• **PROBLEM DETAILS**
Every line below should come back exactly as written, though the pictures stay out.

○ ○ ○ ○ ○

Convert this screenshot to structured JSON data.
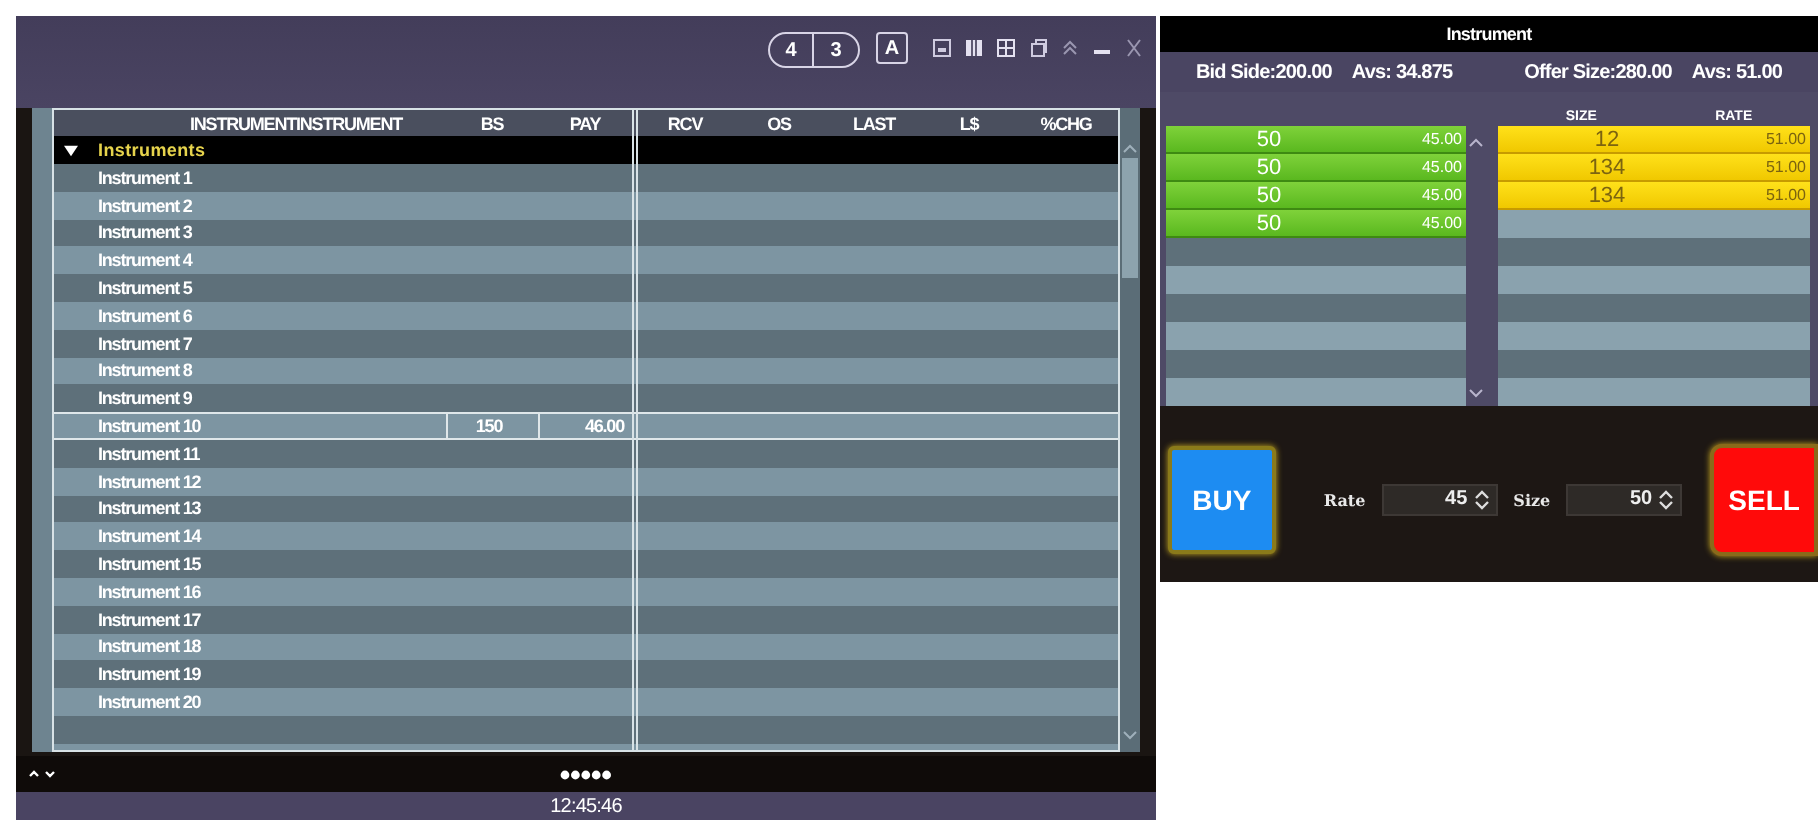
{
  "watchlist": {
    "toolbar": {
      "segment_buttons": [
        {
          "label": "4"
        },
        {
          "label": "3"
        }
      ],
      "mode_button": {
        "label": "A"
      }
    },
    "columns": [
      "INSTRUMENTINSTRUMENT",
      "BS",
      "PAY",
      "RCV",
      "OS",
      "LAST",
      "L$",
      "%CHG"
    ],
    "groups": [
      {
        "label": "Instruments",
        "expanded": true,
        "children": [
          {
            "name": "Instrument 1",
            "selected": false
          },
          {
            "name": "Instrument 2",
            "selected": false
          },
          {
            "name": "Instrument 3",
            "selected": false
          },
          {
            "name": "Instrument 4",
            "selected": false
          },
          {
            "name": "Instrument 5",
            "selected": false
          },
          {
            "name": "Instrument 6",
            "selected": false
          },
          {
            "name": "Instrument 7",
            "selected": false
          },
          {
            "name": "Instrument 8",
            "selected": false
          },
          {
            "name": "Instrument 9",
            "selected": false
          },
          {
            "name": "Instrument 10",
            "selected": true,
            "cells": [
              "150",
              "46.00"
            ]
          },
          {
            "name": "Instrument 11",
            "selected": false
          },
          {
            "name": "Instrument 12",
            "selected": false
          },
          {
            "name": "Instrument 13",
            "selected": false
          },
          {
            "name": "Instrument 14",
            "selected": false
          },
          {
            "name": "Instrument 15",
            "selected": false
          },
          {
            "name": "Instrument 16",
            "selected": false
          },
          {
            "name": "Instrument 17",
            "selected": false
          },
          {
            "name": "Instrument 18",
            "selected": false
          },
          {
            "name": "Instrument 19",
            "selected": false
          },
          {
            "name": "Instrument 20",
            "selected": false
          }
        ]
      }
    ],
    "status_time": "12:45:46"
  },
  "order_book": {
    "title": "Instrument",
    "bid_summary": {
      "side": "Bid Side:200.00",
      "avg": "Avs: 34.875"
    },
    "offer_summary": {
      "side": "Offer Size:280.00",
      "avg": "Avs: 51.00"
    },
    "offer_columns": [
      "SIZE",
      "RATE"
    ],
    "bids": [
      {
        "size": "50",
        "rate": "45.00"
      },
      {
        "size": "50",
        "rate": "45.00"
      },
      {
        "size": "50",
        "rate": "45.00"
      },
      {
        "size": "50",
        "rate": "45.00"
      }
    ],
    "offers": [
      {
        "size": "12",
        "rate": "51.00"
      },
      {
        "size": "134",
        "rate": "51.00"
      },
      {
        "size": "134",
        "rate": "51.00"
      }
    ],
    "entry": {
      "buy_label": "BUY",
      "rate_label": "Rate",
      "rate_value": "45",
      "size_label": "Size",
      "size_value": "50",
      "sell_label": "SELL"
    }
  }
}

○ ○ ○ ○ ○

• **RESULT BELOW**
Convert this screenshot to structured JSON data.
{
  "watchlist": {
    "toolbar": {
      "segment_buttons": [
        {
          "label": "4"
        },
        {
          "label": "3"
        }
      ],
      "mode_button": {
        "label": "A"
      }
    },
    "columns": [
      "INSTRUMENTINSTRUMENT",
      "BS",
      "PAY",
      "RCV",
      "OS",
      "LAST",
      "L$",
      "%CHG"
    ],
    "groups": [
      {
        "label": "Instruments",
        "expanded": true,
        "children": [
          {
            "name": "Instrument 1",
            "selected": false
          },
          {
            "name": "Instrument 2",
            "selected": false
          },
          {
            "name": "Instrument 3",
            "selected": false
          },
          {
            "name": "Instrument 4",
            "selected": false
          },
          {
            "name": "Instrument 5",
            "selected": false
          },
          {
            "name": "Instrument 6",
            "selected": false
          },
          {
            "name": "Instrument 7",
            "selected": false
          },
          {
            "name": "Instrument 8",
            "selected": false
          },
          {
            "name": "Instrument 9",
            "selected": false
          },
          {
            "name": "Instrument 10",
            "selected": true,
            "cells": [
              "150",
              "46.00"
            ]
          },
          {
            "name": "Instrument 11",
            "selected": false
          },
          {
            "name": "Instrument 12",
            "selected": false
          },
          {
            "name": "Instrument 13",
            "selected": false
          },
          {
            "name": "Instrument 14",
            "selected": false
          },
          {
            "name": "Instrument 15",
            "selected": false
          },
          {
            "name": "Instrument 16",
            "selected": false
          },
          {
            "name": "Instrument 17",
            "selected": false
          },
          {
            "name": "Instrument 18",
            "selected": false
          },
          {
            "name": "Instrument 19",
            "selected": false
          },
          {
            "name": "Instrument 20",
            "selected": false
          }
        ]
      }
    ],
    "status_time": "12:45:46"
  },
  "order_book": {
    "title": "Instrument",
    "bid_summary": {
      "side": "Bid Side:200.00",
      "avg": "Avs: 34.875"
    },
    "offer_summary": {
      "side": "Offer Size:280.00",
      "avg": "Avs: 51.00"
    },
    "offer_columns": [
      "SIZE",
      "RATE"
    ],
    "bids": [
      {
        "size": "50",
        "rate": "45.00"
      },
      {
        "size": "50",
        "rate": "45.00"
      },
      {
        "size": "50",
        "rate": "45.00"
      },
      {
        "size": "50",
        "rate": "45.00"
      }
    ],
    "offers": [
      {
        "size": "12",
        "rate": "51.00"
      },
      {
        "size": "134",
        "rate": "51.00"
      },
      {
        "size": "134",
        "rate": "51.00"
      }
    ],
    "entry": {
      "buy_label": "BUY",
      "rate_label": "Rate",
      "rate_value": "45",
      "size_label": "Size",
      "size_value": "50",
      "sell_label": "SELL"
    }
  }
}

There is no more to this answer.